Tuesday, January 24, 2012
Book Review: A Perfect Mess
When I read David Allen's book, Getting Things Done, I concluded that I really should get my act together and get more organized so that I could accomplish more in life. I typically fall prey to that theory society touts of organization leading to greater success. Now, I've discovered the flip side of those arguments.
In A Perfect Mess: The Hidden Benefits of Disorder: how crammed closets, cluttered offices, and on-the-fly planning make the world a better place, authors Eric Abrahamson and David H. Freedman have compiled loads of examples of instances where clutter and disorganization actually serve to make a person more effective. Although they are not advocating a slide into complete disorder, the authors clearly alleviate the guilt messy, undisciplined individuals are likely to feel over the mess they seem incapable of avoiding.
I don't know how many times, I have tried to get a handle on my piles of clutter and after organizing them and placing things where I think they belong, I discover that I cannot locate something which would have easily been located if the mess had merely been left alone. Despite the appearance of disarray, there is obviously a method to my madness and this book articulates clearly why those methods work for messy individuals. The case studies supporting the hidden benefits of mess were fascinating and comprehensive. These authors left no stone unturned. As the back cover description states, "Drawing on examples from business, parenting, cooking, the war on terrorism, retail, and even the meteoric career of Arnold Schwarzenegger, coauthors Abrahamson and Freedman demonstrate that moderately messy systems use resources more efficiently, yield better solutions, and are harder to break than neat ones."
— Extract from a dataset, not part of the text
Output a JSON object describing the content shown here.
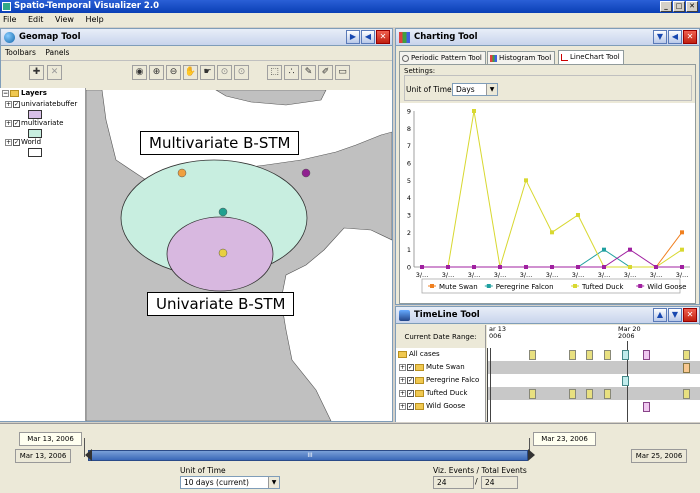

I'm so glad to have found this book. I feel vindicated. My lack of an organized system is no better or worse than my husband's hyper-vigilant organizational methods ... just different. When I try to force myself into his mold, I am paralyzed. When he tries to use my methods, he feels intense anxiety. So, if you are a person who agonizes over your inability to get your act together and organize your life or your environs, agonize no more. Allow your clutter and mess to work for you and admire the creativity that flows when the mess is kept to a moderate level but not eliminated entirely.